* _TO DO_
Would you give the records below again, exactly and completely?

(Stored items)
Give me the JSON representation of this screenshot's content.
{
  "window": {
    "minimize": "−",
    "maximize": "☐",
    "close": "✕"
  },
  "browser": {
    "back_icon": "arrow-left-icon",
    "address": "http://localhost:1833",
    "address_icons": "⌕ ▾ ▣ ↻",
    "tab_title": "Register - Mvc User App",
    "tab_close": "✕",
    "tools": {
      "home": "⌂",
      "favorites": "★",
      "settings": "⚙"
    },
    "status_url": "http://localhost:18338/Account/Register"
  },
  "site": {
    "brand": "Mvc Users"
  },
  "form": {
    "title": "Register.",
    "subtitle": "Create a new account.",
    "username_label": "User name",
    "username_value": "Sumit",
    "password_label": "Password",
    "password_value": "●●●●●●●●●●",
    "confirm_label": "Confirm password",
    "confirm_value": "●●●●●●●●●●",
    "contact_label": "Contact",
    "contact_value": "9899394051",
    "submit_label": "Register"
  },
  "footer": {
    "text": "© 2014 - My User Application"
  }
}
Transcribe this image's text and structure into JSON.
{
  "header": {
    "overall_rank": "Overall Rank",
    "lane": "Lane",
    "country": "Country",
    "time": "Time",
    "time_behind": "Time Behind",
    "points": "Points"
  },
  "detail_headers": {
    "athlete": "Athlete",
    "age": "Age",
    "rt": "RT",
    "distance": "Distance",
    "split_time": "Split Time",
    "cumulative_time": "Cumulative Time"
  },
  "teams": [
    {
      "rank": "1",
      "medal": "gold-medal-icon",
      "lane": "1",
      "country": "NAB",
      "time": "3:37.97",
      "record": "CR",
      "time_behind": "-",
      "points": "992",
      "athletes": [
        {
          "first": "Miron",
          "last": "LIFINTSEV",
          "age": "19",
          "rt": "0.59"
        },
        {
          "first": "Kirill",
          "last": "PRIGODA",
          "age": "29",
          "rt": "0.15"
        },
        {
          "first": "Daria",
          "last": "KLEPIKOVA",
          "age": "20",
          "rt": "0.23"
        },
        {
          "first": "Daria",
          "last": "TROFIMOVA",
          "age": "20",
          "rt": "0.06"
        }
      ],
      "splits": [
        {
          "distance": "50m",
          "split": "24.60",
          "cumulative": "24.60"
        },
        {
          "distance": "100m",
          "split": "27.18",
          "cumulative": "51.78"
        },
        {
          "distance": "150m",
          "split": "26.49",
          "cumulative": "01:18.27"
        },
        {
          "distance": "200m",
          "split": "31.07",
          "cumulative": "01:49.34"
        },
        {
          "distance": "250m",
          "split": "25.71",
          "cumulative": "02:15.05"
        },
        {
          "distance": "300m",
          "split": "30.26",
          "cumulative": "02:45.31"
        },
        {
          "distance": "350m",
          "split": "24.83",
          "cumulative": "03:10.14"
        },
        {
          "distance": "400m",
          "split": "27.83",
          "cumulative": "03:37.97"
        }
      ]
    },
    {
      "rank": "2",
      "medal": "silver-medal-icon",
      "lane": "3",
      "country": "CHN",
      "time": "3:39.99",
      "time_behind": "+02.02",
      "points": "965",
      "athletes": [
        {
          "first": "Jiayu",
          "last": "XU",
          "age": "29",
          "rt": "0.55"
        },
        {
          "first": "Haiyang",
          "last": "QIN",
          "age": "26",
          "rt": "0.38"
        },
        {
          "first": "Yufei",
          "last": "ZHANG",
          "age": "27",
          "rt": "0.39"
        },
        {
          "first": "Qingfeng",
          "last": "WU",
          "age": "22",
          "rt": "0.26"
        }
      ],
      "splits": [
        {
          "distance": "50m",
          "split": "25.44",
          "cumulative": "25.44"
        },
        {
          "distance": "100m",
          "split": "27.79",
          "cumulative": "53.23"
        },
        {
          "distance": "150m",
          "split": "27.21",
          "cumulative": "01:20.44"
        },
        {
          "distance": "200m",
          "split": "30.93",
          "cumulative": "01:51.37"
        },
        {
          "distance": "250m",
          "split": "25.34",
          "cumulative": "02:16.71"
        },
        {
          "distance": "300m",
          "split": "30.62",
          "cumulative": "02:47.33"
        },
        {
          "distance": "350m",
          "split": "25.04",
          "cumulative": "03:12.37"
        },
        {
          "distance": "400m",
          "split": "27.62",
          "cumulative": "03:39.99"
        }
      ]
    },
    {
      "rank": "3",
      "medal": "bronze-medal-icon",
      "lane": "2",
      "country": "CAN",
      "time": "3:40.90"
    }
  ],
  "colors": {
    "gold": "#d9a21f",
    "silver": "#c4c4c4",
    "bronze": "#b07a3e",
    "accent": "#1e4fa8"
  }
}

* _PROBLEM SOLUTION_
Give me the JSON representation of this screenshot's content.
{
  "window": {
    "minimize": "−",
    "maximize": "☐",
    "close": "✕"
  },
  "browser": {
    "back_icon": "arrow-left-icon",
    "address": "http://localhost:1833",
    "address_icons": "⌕ ▾ ▣ ↻",
    "tab_title": "Register - Mvc User App",
    "tab_close": "✕",
    "tools": {
      "home": "⌂",
      "favorites": "★",
      "settings": "⚙"
    },
    "status_url": "http://localhost:18338/Account/Register"
  },
  "site": {
    "brand": "Mvc Users"
  },
  "form": {
    "title": "Register.",
    "subtitle": "Create a new account.",
    "username_label": "User name",
    "username_value": "Sumit",
    "password_label": "Password",
    "password_value": "●●●●●●●●●●",
    "confirm_label": "Confirm password",
    "confirm_value": "●●●●●●●●●●",
    "contact_label": "Contact",
    "contact_value": "9899394051",
    "submit_label": "Register"
  },
  "footer": {
    "text": "© 2014 - My User Application"
  }
}
Transcribe this image's text and structure into JSON.
{
  "header": {
    "overall_rank": "Overall Rank",
    "lane": "Lane",
    "country": "Country",
    "time": "Time",
    "time_behind": "Time Behind",
    "points": "Points"
  },
  "detail_headers": {
    "athlete": "Athlete",
    "age": "Age",
    "rt": "RT",
    "distance": "Distance",
    "split_time": "Split Time",
    "cumulative_time": "Cumulative Time"
  },
  "teams": [
    {
      "rank": "1",
      "medal": "gold-medal-icon",
      "lane": "1",
      "country": "NAB",
      "time": "3:37.97",
      "record": "CR",
      "time_behind": "-",
      "points": "992",
      "athletes": [
        {
          "first": "Miron",
          "last": "LIFINTSEV",
          "age": "19",
          "rt": "0.59"
        },
        {
          "first": "Kirill",
          "last": "PRIGODA",
          "age": "29",
          "rt": "0.15"
        },
        {
          "first": "Daria",
          "last": "KLEPIKOVA",
          "age": "20",
          "rt": "0.23"
        },
        {
          "first": "Daria",
          "last": "TROFIMOVA",
          "age": "20",
          "rt": "0.06"
        }
      ],
      "splits": [
        {
          "distance": "50m",
          "split": "24.60",
          "cumulative": "24.60"
        },
        {
          "distance": "100m",
          "split": "27.18",
          "cumulative": "51.78"
        },
        {
          "distance": "150m",
          "split": "26.49",
          "cumulative": "01:18.27"
        },
        {
          "distance": "200m",
          "split": "31.07",
          "cumulative": "01:49.34"
        },
        {
          "distance": "250m",
          "split": "25.71",
          "cumulative": "02:15.05"
        },
        {
          "distance": "300m",
          "split": "30.26",
          "cumulative": "02:45.31"
        },
        {
          "distance": "350m",
          "split": "24.83",
          "cumulative": "03:10.14"
        },
        {
          "distance": "400m",
          "split": "27.83",
          "cumulative": "03:37.97"
        }
      ]
    },
    {
      "rank": "2",
      "medal": "silver-medal-icon",
      "lane": "3",
      "country": "CHN",
      "time": "3:39.99",
      "time_behind": "+02.02",
      "points": "965",
      "athletes": [
        {
          "first": "Jiayu",
          "last": "XU",
          "age": "29",
          "rt": "0.55"
        },
        {
          "first": "Haiyang",
          "last": "QIN",
          "age": "26",
          "rt": "0.38"
        },
        {
          "first": "Yufei",
          "last": "ZHANG",
          "age": "27",
          "rt": "0.39"
        },
        {
          "first": "Qingfeng",
          "last": "WU",
          "age": "22",
          "rt": "0.26"
        }
      ],
      "splits": [
        {
          "distance": "50m",
          "split": "25.44",
          "cumulative": "25.44"
        },
        {
          "distance": "100m",
          "split": "27.79",
          "cumulative": "53.23"
        },
        {
          "distance": "150m",
          "split": "27.21",
          "cumulative": "01:20.44"
        },
        {
          "distance": "200m",
          "split": "30.93",
          "cumulative": "01:51.37"
        },
        {
          "distance": "250m",
          "split": "25.34",
          "cumulative": "02:16.71"
        },
        {
          "distance": "300m",
          "split": "30.62",
          "cumulative": "02:47.33"
        },
        {
          "distance": "350m",
          "split": "25.04",
          "cumulative": "03:12.37"
        },
        {
          "distance": "400m",
          "split": "27.62",
          "cumulative": "03:39.99"
        }
      ]
    },
    {
      "rank": "3",
      "medal": "bronze-medal-icon",
      "lane": "2",
      "country": "CAN",
      "time": "3:40.90"
    }
  ],
  "colors": {
    "gold": "#d9a21f",
    "silver": "#c4c4c4",
    "bronze": "#b07a3e",
    "accent": "#1e4fa8"
  }
}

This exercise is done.